    • Commentary by British U-2 Historian Chris Pocock on the CIA History British author Chris Pocock has been writing about U-2 history for years, beginning with Dragon Lady: The History of the U-2 Spy Plane (1989) and more recently Fifty Years of the U- 2 (2005). According to a previously excised comment in the CIA history, Pocock's book, Dragon Lady, is "by far the most accurate unclassified account of the U-2 program." Recognizing that any historical study has its limitations and needs to be approached critically, Mr. Pocock has closely scrutinized the CIA history and has kindly provided us with his detailed preliminary reactions on a page-by-page basis. [DOWNLOAD AS A PDF] The Central Intelligence Agency and Overhead Reconnaissance: The U-2 and OXCART Programs 1954-1974 by Gregory W Pedlow and Donald E Welzenbach Written 1992 (S/NOFORN). The U-2 portion declassified with reactions in 1998. FOIA request for a review of the redactions by the National Security Archive in 2005. Document review completed and approved for release 25 June 2013. Note: P2 footnote P11 footnote P40 P41 P42 P43 P44-5 P51-4 P56-7 P58 P59 P65 P66 and 72 P72 P73-4 P78

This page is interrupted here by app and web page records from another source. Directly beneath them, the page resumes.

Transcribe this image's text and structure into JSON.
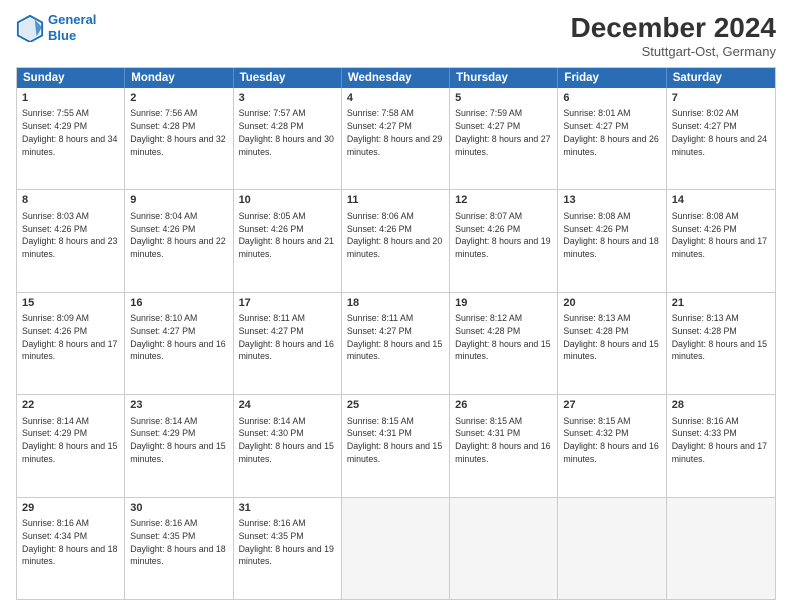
{
  "header": {
    "logo_line1": "General",
    "logo_line2": "Blue",
    "month": "December 2024",
    "location": "Stuttgart-Ost, Germany"
  },
  "days_of_week": [
    "Sunday",
    "Monday",
    "Tuesday",
    "Wednesday",
    "Thursday",
    "Friday",
    "Saturday"
  ],
  "weeks": [
    [
      {
        "day": "1",
        "info": "Sunrise: 7:55 AM\nSunset: 4:29 PM\nDaylight: 8 hours\nand 34 minutes."
      },
      {
        "day": "2",
        "info": "Sunrise: 7:56 AM\nSunset: 4:28 PM\nDaylight: 8 hours\nand 32 minutes."
      },
      {
        "day": "3",
        "info": "Sunrise: 7:57 AM\nSunset: 4:28 PM\nDaylight: 8 hours\nand 30 minutes."
      },
      {
        "day": "4",
        "info": "Sunrise: 7:58 AM\nSunset: 4:27 PM\nDaylight: 8 hours\nand 29 minutes."
      },
      {
        "day": "5",
        "info": "Sunrise: 7:59 AM\nSunset: 4:27 PM\nDaylight: 8 hours\nand 27 minutes."
      },
      {
        "day": "6",
        "info": "Sunrise: 8:01 AM\nSunset: 4:27 PM\nDaylight: 8 hours\nand 26 minutes."
      },
      {
        "day": "7",
        "info": "Sunrise: 8:02 AM\nSunset: 4:27 PM\nDaylight: 8 hours\nand 24 minutes."
      }
    ],
    [
      {
        "day": "8",
        "info": "Sunrise: 8:03 AM\nSunset: 4:26 PM\nDaylight: 8 hours\nand 23 minutes."
      },
      {
        "day": "9",
        "info": "Sunrise: 8:04 AM\nSunset: 4:26 PM\nDaylight: 8 hours\nand 22 minutes."
      },
      {
        "day": "10",
        "info": "Sunrise: 8:05 AM\nSunset: 4:26 PM\nDaylight: 8 hours\nand 21 minutes."
      },
      {
        "day": "11",
        "info": "Sunrise: 8:06 AM\nSunset: 4:26 PM\nDaylight: 8 hours\nand 20 minutes."
      },
      {
        "day": "12",
        "info": "Sunrise: 8:07 AM\nSunset: 4:26 PM\nDaylight: 8 hours\nand 19 minutes."
      },
      {
        "day": "13",
        "info": "Sunrise: 8:08 AM\nSunset: 4:26 PM\nDaylight: 8 hours\nand 18 minutes."
      },
      {
        "day": "14",
        "info": "Sunrise: 8:08 AM\nSunset: 4:26 PM\nDaylight: 8 hours\nand 17 minutes."
      }
    ],
    [
      {
        "day": "15",
        "info": "Sunrise: 8:09 AM\nSunset: 4:26 PM\nDaylight: 8 hours\nand 17 minutes."
      },
      {
        "day": "16",
        "info": "Sunrise: 8:10 AM\nSunset: 4:27 PM\nDaylight: 8 hours\nand 16 minutes."
      },
      {
        "day": "17",
        "info": "Sunrise: 8:11 AM\nSunset: 4:27 PM\nDaylight: 8 hours\nand 16 minutes."
      },
      {
        "day": "18",
        "info": "Sunrise: 8:11 AM\nSunset: 4:27 PM\nDaylight: 8 hours\nand 15 minutes."
      },
      {
        "day": "19",
        "info": "Sunrise: 8:12 AM\nSunset: 4:28 PM\nDaylight: 8 hours\nand 15 minutes."
      },
      {
        "day": "20",
        "info": "Sunrise: 8:13 AM\nSunset: 4:28 PM\nDaylight: 8 hours\nand 15 minutes."
      },
      {
        "day": "21",
        "info": "Sunrise: 8:13 AM\nSunset: 4:28 PM\nDaylight: 8 hours\nand 15 minutes."
      }
    ],
    [
      {
        "day": "22",
        "info": "Sunrise: 8:14 AM\nSunset: 4:29 PM\nDaylight: 8 hours\nand 15 minutes."
      },
      {
        "day": "23",
        "info": "Sunrise: 8:14 AM\nSunset: 4:29 PM\nDaylight: 8 hours\nand 15 minutes."
      },
      {
        "day": "24",
        "info": "Sunrise: 8:14 AM\nSunset: 4:30 PM\nDaylight: 8 hours\nand 15 minutes."
      },
      {
        "day": "25",
        "info": "Sunrise: 8:15 AM\nSunset: 4:31 PM\nDaylight: 8 hours\nand 15 minutes."
      },
      {
        "day": "26",
        "info": "Sunrise: 8:15 AM\nSunset: 4:31 PM\nDaylight: 8 hours\nand 16 minutes."
      },
      {
        "day": "27",
        "info": "Sunrise: 8:15 AM\nSunset: 4:32 PM\nDaylight: 8 hours\nand 16 minutes."
      },
      {
        "day": "28",
        "info": "Sunrise: 8:16 AM\nSunset: 4:33 PM\nDaylight: 8 hours\nand 17 minutes."
      }
    ],
    [
      {
        "day": "29",
        "info": "Sunrise: 8:16 AM\nSunset: 4:34 PM\nDaylight: 8 hours\nand 18 minutes."
      },
      {
        "day": "30",
        "info": "Sunrise: 8:16 AM\nSunset: 4:35 PM\nDaylight: 8 hours\nand 18 minutes."
      },
      {
        "day": "31",
        "info": "Sunrise: 8:16 AM\nSunset: 4:35 PM\nDaylight: 8 hours\nand 19 minutes."
      },
      {
        "day": "",
        "info": ""
      },
      {
        "day": "",
        "info": ""
      },
      {
        "day": "",
        "info": ""
      },
      {
        "day": "",
        "info": ""
      }
    ]
  ]
}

    • P79-80 P80 P83 P93-4 P94 P100 P101 P102 P103 P104 P105 P110 P113 P114 P115 P116-7 P118 P119 P120 P121 P124-5 P126-7 P128
    • P129 P130 P131 P132 p133 P134 P135 P136 P138 P139 P140 P141 P142-3 P143 P144 P149 P153-157 P157 P163 P164 P166 P167 P168
    • P169 P170 P172 P173 P174-177 P175 P176 P178 P181 P182 P184 P186 P187 P189 P193 P201 and 205 P211 P211-215 P216-7 P218 P219 P221 P222
    • P222-3 P223 P224 P225 P227 P228 P229 P230 P231-3 P234 P235 P236 P237 P238-9 P240-2 P242 P243 p244 P245 p246 P247 P249-50 P251
    • P252 P253-4 P255 P256 P257 P259-313 P315 P319 P322 P325 P331 P335 P343-4 P347-351 P352-3 P355- Related Links Science, Technology and the CIA UPDATED August 5, 2013 Eyes on the Bomb March 28, 2006 The U-2, OXCART, and the SR-71 October 16, 2002 The NRO Declassified September 27, 2000
    • http://www2.gwu.edu/~nsarchiv/NSAEBB/NSAEBB434/#_edn1